Whenever you start a new job, you will need to give your employer a signed Form W-4. This tells an employer how much IRS and state income tax withholding you want deducted from your paycheck. If your child expects his or her total wages for the year to be under $5,950, have him or her write “EXEMPT” on line 7. If not, enter 1 on line 5.

People often think that children and students are automatically exempt from taxes. Nope. Nor are there special allowances or deductions for working children. They are subject to all the same payroll taxes as adults, although children under age 18 are exempt from withholding for Social Security and Medicare when working for a parent’s business (not a partnership or corporation).

What kind of deductions can your teen expect from a regular paycheck—and where does the money go?

IRS or federal deductions

  • SS = Social Security: For 2012, 4.2 percent (a temporary reduction from the usual 6.2 percent) up to wages of $110,100. This deduction gets recorded in your Social Security account, which will pay you benefits when you retire or if you become permanently disabled.
  • Medi = Medicare: 1.45 percent on all wages. This goes toward your Medicare coverage when you turn age 65 or if you become permanently disabled.
  • FWT or FIT = Federal Income Tax Withheld: This amount will depend on the exemptions you list on your Form W-4. This pays your federal income taxes. When you file your tax return, you might get part of this back as a refund.

State deductions

  • SIT = State Income Tax Withheld: This amount will depend on the exemptions you list on your Form W-4. This deduction pays your state income taxes. When you file your tax return, you might get part of this back as a refund.
  • SDI or DI = State Disability Insurance: Most states have an amount you pay toward a fund. If you get hurt and are unable to work, you will get disability income when you file a claim.
  • Other: Sometimes states have other charges and deductions. There might also be a city tax in certain states.

Other deductions

  • Union dues: This deduction goes toward your union membership. It may provide medical benefits, retirement funds and more—or it may offer nothing of value. Find out if you can opt out of the union if you will only be working at the place of business for a short time.
  • Reimbursements: Some jobs require you to pay for your tools or supplies.
  • Health insurance: If a working child can be covered by his or her parents’ insurance plan, the child may be able to opt out of this deduction.
  • Retirement plan: If your teen is going to work for the same company summer after summer, he or she might want to consider participating in a retirement plan.

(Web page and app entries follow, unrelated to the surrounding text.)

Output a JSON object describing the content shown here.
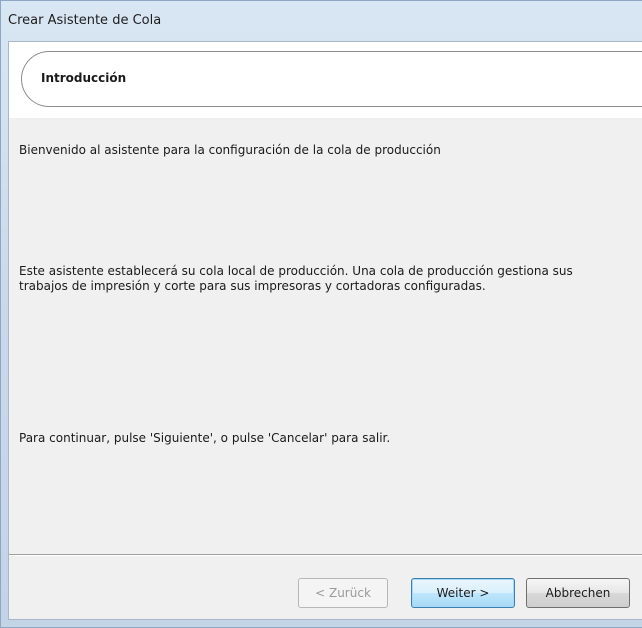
{
  "window": {
    "title": "Crear Asistente de Cola"
  },
  "header": {
    "title": "Introducción"
  },
  "content": {
    "welcome": "Bienvenido al asistente para la configuración de la cola de producción",
    "description": "Este asistente establecerá su cola local de producción. Una cola de producción gestiona sus trabajos de impresión y corte para sus impresoras y cortadoras configuradas.",
    "continue": "Para continuar, pulse 'Siguiente', o pulse 'Cancelar' para salir."
  },
  "buttons": {
    "back": {
      "label": "< Zurück",
      "enabled": false
    },
    "next": {
      "label": "Weiter >",
      "enabled": true,
      "default": true
    },
    "cancel": {
      "label": "Abbrechen",
      "enabled": true
    }
  }
}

Deductions you should not see

  • Workers compensation: Some employers try to pass this on to workers. Generally, it’s illegal to do so.
  • FUTA = Federal Unemployment taxes: The employer should be paying this, too.

In general, teach your teens to be curious. When they are hired, have them ask to see what a normal paycheck stub looks like and have the employer explain the items on it. When they start getting paid, be sure they look at their paystub. If there is anything they don’t understand, make sure they ask their employer about it immediately.

Eva Rosenberg, EA is the publisher of , where your tax questions are answered. Eva is the author of several books and ebooks, including the new edition of Small Business Taxes Made Easy. Eva teaches a tax pro course at and tax courses you might enjoy at